26 August - 29 September 2019
The stories show not only the devastating impact of armed conflict on persons with disabilities but also how persons with disabilities are often excluded from humanitarian services or reconciliation processes following conflicts.
Despite the devastating impact armed conflict has on persons with disabilities, they remain the forgotten victims of armed conflict.
Determined to bring attention to the lives of persons with disabilities living in armed conflict, we have partnered with the photographer Giles Duley to tell the stories of some of those affected by armed conflict.
This exhibition is part of our research project on the legal obligations of states, armed non-state actors and humanitarian organizations towards persons with disabilities in the conflict setting.
Our publication Disability and Armed Conflict brings attention to the devastating impact conflict has on persons with disabilities and, crucially, highlights that many of the key international humanitarian law (IHL) provisions that serve to minimize the impact of armed conflict – such as the proportionality assessment and advanced effective warnings – are not being applied in a disability inclusive manner, resulting in persons with disabilities being killed, seriously injured or left behind as families flee armed attacks.
We are grateful to the International Committee of the Red Cross for featuring panels of our previous exhibition at the Humanitarium.
We are also grateful to Diakonia, the Republic and State of Geneva, the Legacy of War Foundation, the Centre de Compétence en Accessibilité de l’Association pour le Bien des Aveugles et Malvoyants, and the Association Dire pour Voir for their support in setting up the original exhibition.
During one week, Mina Radoncic, Stephanie Mutasa and Tamara Aburamadan – currently enrolled in our LLM in International Humanitarian Law and Human Rights – represented the Geneva Academy at the 35th edition of the Jean-Pictet Competition that took place in Durrës, Albania.
Our Rule of Law in Armed Conflict (RULAC) online portal provides a detailed analysis of these conflicts, including information about the parties, classification, and applicable international law.
Join us for our open house to learn more about this part-time programme designed professionals, meet staff, students and alumni, and discuss career opportunities.
This short course, which can be followed in Geneva or online, looks at the sources from which public international law rules stem and at the entities that are empowered with the capacity of law-making in the international legal order.
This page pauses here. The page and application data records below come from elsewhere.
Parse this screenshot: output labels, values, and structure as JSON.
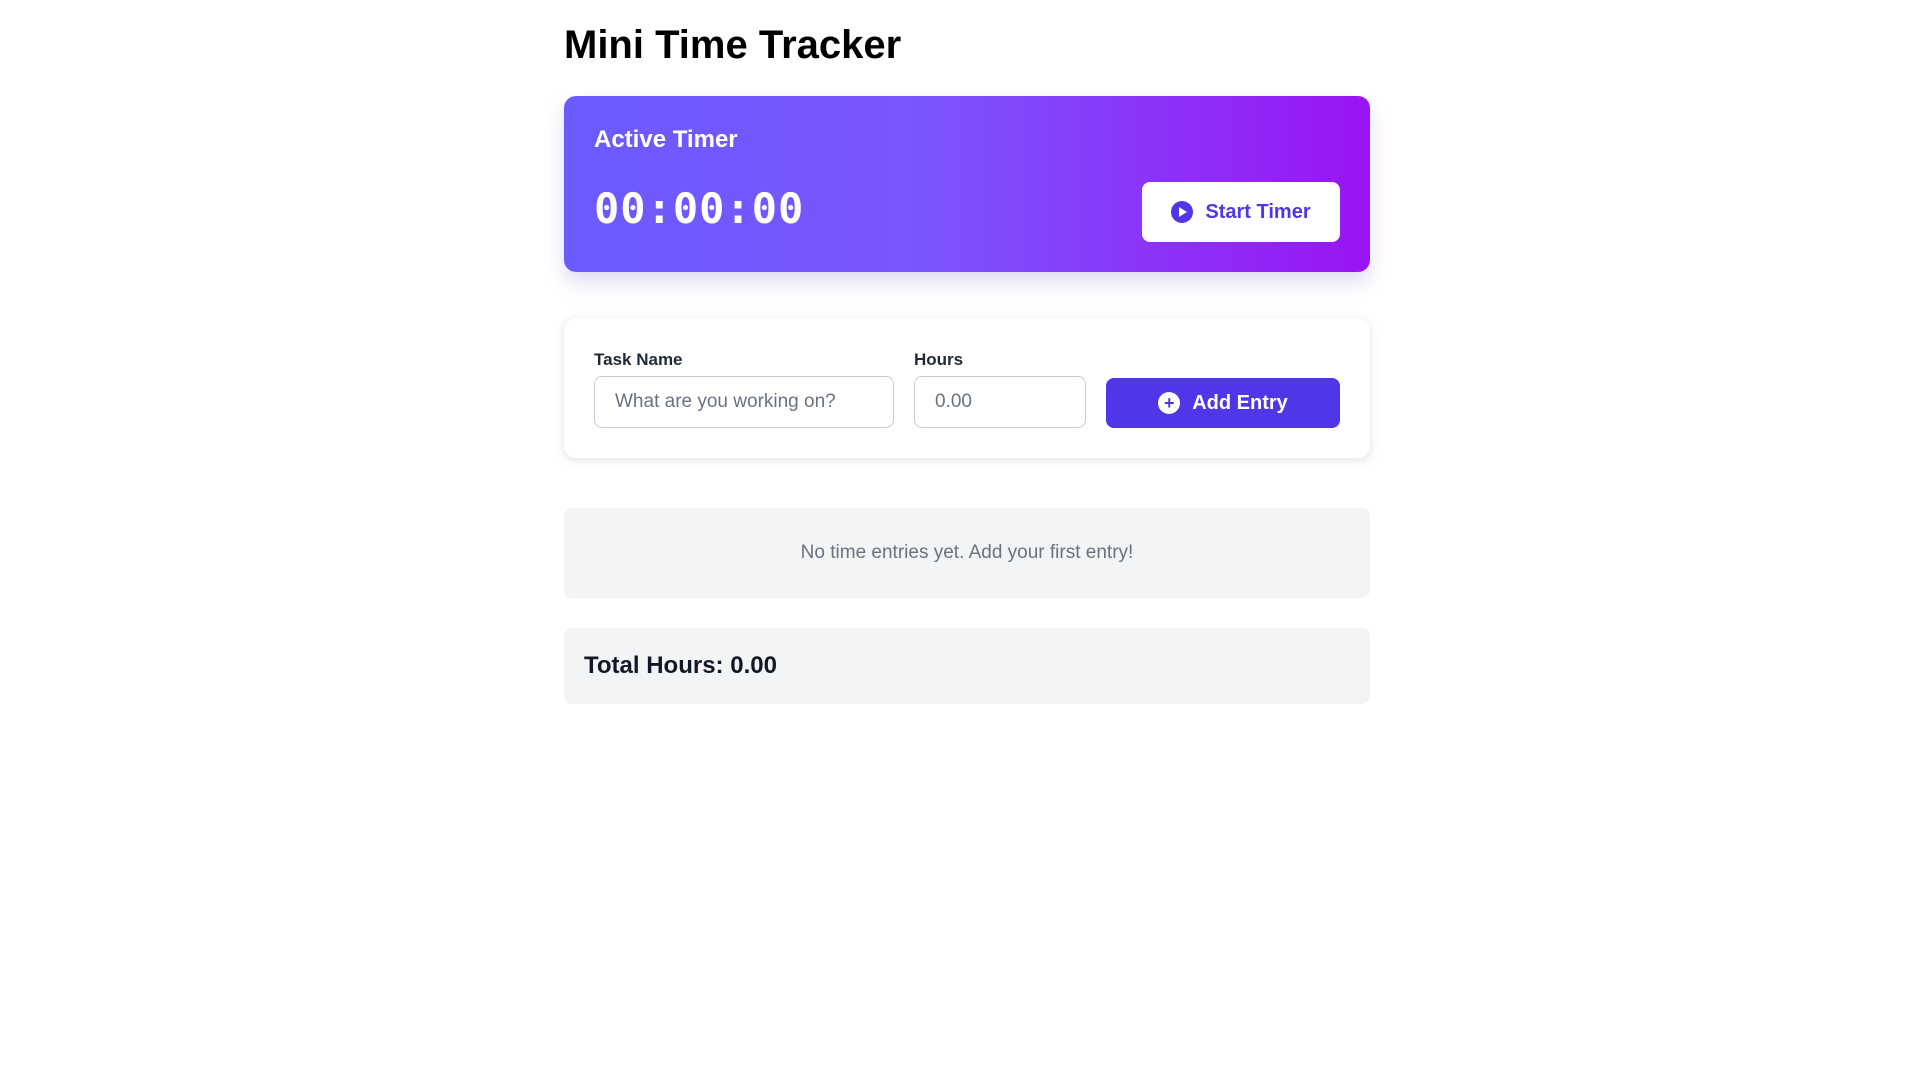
{
  "app": {
    "title": "Mini Time Tracker"
  },
  "timer": {
    "heading": "Active Timer",
    "display": "00:00:00",
    "start_label": "Start Timer",
    "start_icon": "play-circle-icon"
  },
  "entry_form": {
    "task_label": "Task Name",
    "task_placeholder": "What are you working on?",
    "task_value": "",
    "hours_label": "Hours",
    "hours_placeholder": "0.00",
    "hours_value": "",
    "add_label": "Add Entry",
    "add_icon": "plus-circle-icon"
  },
  "entries": {
    "empty_message": "No time entries yet. Add your first entry!"
  },
  "summary": {
    "total_text": "Total Hours: 0.00"
  },
  "colors": {
    "accent": "#4f36e6",
    "gradient_start": "#6a5bfd",
    "gradient_end": "#9a14f4",
    "muted_bg": "#f3f4f6"
  }
}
It aims at enabling participants to develop a global perception of the international normative system.
This short course, which can be followed in Geneva or online, provides an in-depth study of an emblematic example of the complexity of international humanitarian law and the challenges it raises: the classification of armed conflicts.
The Rule of Law in Armed Conflicts project (RULAC) is a unique online portal that identifies and classifies all situations of armed violence that amount to an armed conflict under international humanitarian law (IHL). It is primarily a legal reference source for a broad audience, including non-specialists, interested in issues surrounding the classification of armed conflicts under IHL.
Cámara de Diputadas y Diputados de Chile
This project aims to gain a more comprehensive understanding of the strengths and weaknesses affecting different National Human Rights Systems.